Buzz Aldrin, What Happened to You in All the Confusion?: A Novel
Translated by Deborah Dawkin
In Buzz Aldrin, What Happened to You in All the Confusion?, readers follow a man who wished not to be followed, a man who, after a series of personal and professional disasters, finds himself lying on a rain-soaked road in the desolate, treeless Faroe Islands, population only a few thousand, a wad of bills in his pocket and no memory of how he had come to be there. From there, Brage-Award-winning author and playwright Johan Harstad's debut novel—previously published to great success in eleven countries with its first English-language appearance in June 2011—tells the story of Mattias, a thirty-something gardener living in Stavanger, Norway, whose idol is Buzz Aldrin, second man on the moon: the man who was willing to stand in Neil Armstrong's shadow in order to work, diligently and humbly, for the success of the Apollo 11 mission.

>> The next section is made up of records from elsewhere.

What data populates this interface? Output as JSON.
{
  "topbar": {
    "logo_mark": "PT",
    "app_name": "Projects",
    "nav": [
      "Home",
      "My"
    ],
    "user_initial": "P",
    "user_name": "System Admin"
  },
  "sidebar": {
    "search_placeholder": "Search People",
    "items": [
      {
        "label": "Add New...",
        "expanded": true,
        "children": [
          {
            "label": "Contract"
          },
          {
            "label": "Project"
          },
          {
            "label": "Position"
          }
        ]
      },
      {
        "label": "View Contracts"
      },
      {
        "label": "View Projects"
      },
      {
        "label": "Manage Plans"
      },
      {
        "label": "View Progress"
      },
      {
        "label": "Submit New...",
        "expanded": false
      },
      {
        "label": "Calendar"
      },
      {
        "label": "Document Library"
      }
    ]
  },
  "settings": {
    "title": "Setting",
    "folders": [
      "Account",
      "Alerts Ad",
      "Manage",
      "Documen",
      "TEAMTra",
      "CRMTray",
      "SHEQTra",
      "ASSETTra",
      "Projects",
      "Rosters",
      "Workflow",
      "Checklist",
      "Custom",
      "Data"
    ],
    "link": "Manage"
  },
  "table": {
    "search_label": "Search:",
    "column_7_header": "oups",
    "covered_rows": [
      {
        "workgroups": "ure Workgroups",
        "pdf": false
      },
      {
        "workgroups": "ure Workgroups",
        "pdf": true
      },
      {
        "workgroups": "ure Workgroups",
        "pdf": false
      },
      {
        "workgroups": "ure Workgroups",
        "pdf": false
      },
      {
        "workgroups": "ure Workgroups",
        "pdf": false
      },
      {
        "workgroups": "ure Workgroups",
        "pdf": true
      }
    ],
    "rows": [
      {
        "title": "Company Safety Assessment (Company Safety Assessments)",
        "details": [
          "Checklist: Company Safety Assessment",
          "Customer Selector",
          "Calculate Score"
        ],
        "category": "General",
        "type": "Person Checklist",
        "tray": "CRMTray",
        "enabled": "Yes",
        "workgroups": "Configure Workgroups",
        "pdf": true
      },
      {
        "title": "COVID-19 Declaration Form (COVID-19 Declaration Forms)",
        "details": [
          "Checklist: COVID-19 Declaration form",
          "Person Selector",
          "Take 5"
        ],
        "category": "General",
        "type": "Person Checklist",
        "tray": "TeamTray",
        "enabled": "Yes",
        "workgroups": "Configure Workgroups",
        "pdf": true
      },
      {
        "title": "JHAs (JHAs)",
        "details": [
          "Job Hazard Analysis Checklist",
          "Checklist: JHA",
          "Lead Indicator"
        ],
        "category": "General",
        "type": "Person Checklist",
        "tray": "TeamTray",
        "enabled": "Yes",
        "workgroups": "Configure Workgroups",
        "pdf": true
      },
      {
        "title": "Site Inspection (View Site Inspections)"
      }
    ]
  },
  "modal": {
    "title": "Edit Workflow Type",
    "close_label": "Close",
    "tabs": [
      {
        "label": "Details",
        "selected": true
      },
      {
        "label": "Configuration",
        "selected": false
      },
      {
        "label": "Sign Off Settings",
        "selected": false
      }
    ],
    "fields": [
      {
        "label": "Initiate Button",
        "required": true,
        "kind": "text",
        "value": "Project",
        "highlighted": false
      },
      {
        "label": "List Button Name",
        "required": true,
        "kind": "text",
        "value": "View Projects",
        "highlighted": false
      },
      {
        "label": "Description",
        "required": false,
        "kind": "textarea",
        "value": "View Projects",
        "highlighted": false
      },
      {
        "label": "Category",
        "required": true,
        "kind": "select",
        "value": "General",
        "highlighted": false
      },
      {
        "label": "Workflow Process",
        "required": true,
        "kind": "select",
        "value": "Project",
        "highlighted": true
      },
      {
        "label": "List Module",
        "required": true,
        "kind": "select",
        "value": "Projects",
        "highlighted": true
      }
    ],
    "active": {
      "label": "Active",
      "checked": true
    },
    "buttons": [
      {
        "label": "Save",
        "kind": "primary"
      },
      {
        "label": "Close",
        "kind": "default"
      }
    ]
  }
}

Through Harstad's "delectably light but nonetheless impactful prose … [t]he novel's finest moments wrap you up in communion with Mattias, as if you are spending a quiet afternoon with an old friend, chatting but mostly thinking" (Three Percent ). Surrounded by a vivid and memorable cast of characters—aspiring pop musicians, Caribbean-obsessed psychologists, death-haunted photographers, girls who dream of anonymous men falling in love with them on bus trips, and even Buzz Aldrin himself—"Harstad combines formal play and linguistic ferocity with a searing emotional directness" (Dedi Felman, Words Without Borders ) to bring Mattias to the realization that he cannot always blend into the background.

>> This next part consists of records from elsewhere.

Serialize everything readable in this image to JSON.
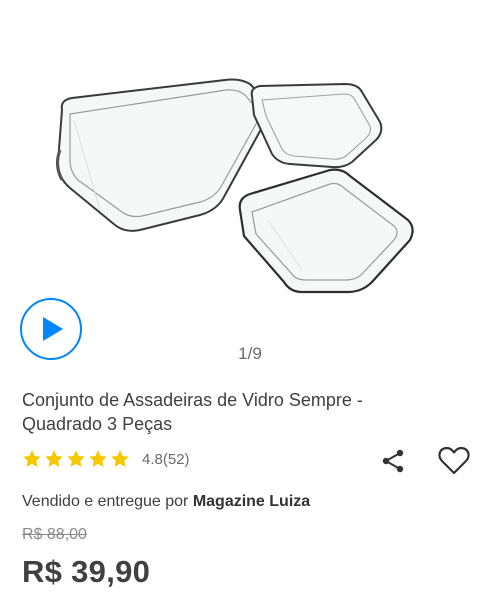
{
  "gallery": {
    "page_indicator": "1/9",
    "play_icon": "play-icon",
    "accent_color": "#0086ff"
  },
  "product": {
    "title": "Conjunto de Assadeiras de Vidro Sempre - Quadrado 3 Peças",
    "rating": {
      "stars": 5,
      "value": 4.8,
      "count": 52,
      "text": "4.8(52)",
      "star_color": "#f5c800"
    },
    "actions": {
      "share_icon": "share-icon",
      "favorite_icon": "heart-icon"
    },
    "seller": {
      "prefix": "Vendido e entregue por",
      "name": "Magazine Luiza"
    },
    "old_price": "R$ 88,00",
    "price": "R$ 39,90"
  }
}
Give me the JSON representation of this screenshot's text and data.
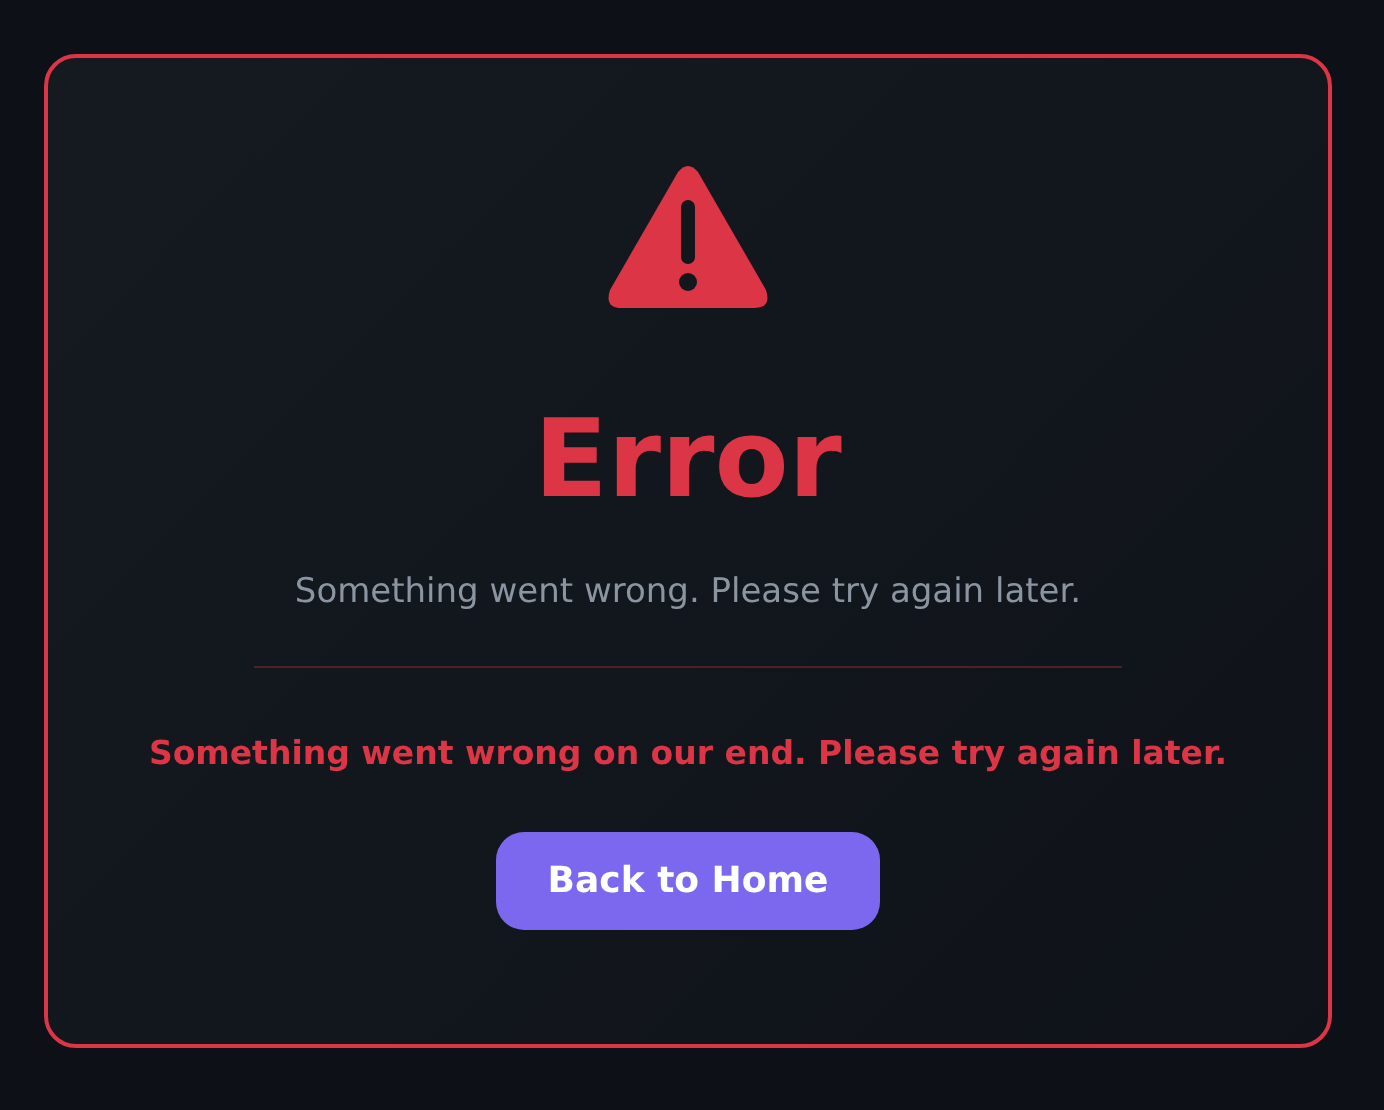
{
  "error": {
    "title": "Error",
    "subtitle": "Something went wrong. Please try again later.",
    "message": "Something went wrong on our end. Please try again later.",
    "button": "Back to Home"
  }
}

"The long-awaited Great Faroese Novel: a splendid confusion about life, love and intrigues in the land of the midnight sun … Harstad's poetic narrative, half-dramatic and half-comic … takes on memorable turns with every page … A modern saga of rocketships, ice floes, and dreams of the Caribbean, and great fun to read." —Kirkus Reviews
"In a voice and vision that alternately channels Ignatius J. Reilly, Holden Caulfield, Dave Eggers, and the Little Prince, Mattias unwraps his psyche while unwrapping an unknown landscape … Harstad's language is rife with trickery, pop-culture, and formal derring-do. It's as if, with every crafted word and considered detail, Harstad is announcing, pleading: Trust me folks, there is more to this place than Stieg Larsson." —Cleveland Plain Dealer"This paradoxical desire to be seen without being heralded sets Harstad's hero apart from other tormented young men of contemporary literature … [an] ambitious debut." —Publishers Weekly
"The style of narration is exquisite, so vulnerable and rambling at points and concise at others … [Harstad] describes with fervor the in-the-moment scenery that you make faces and places come alive in your head while you read instantaneously." —Penciltwister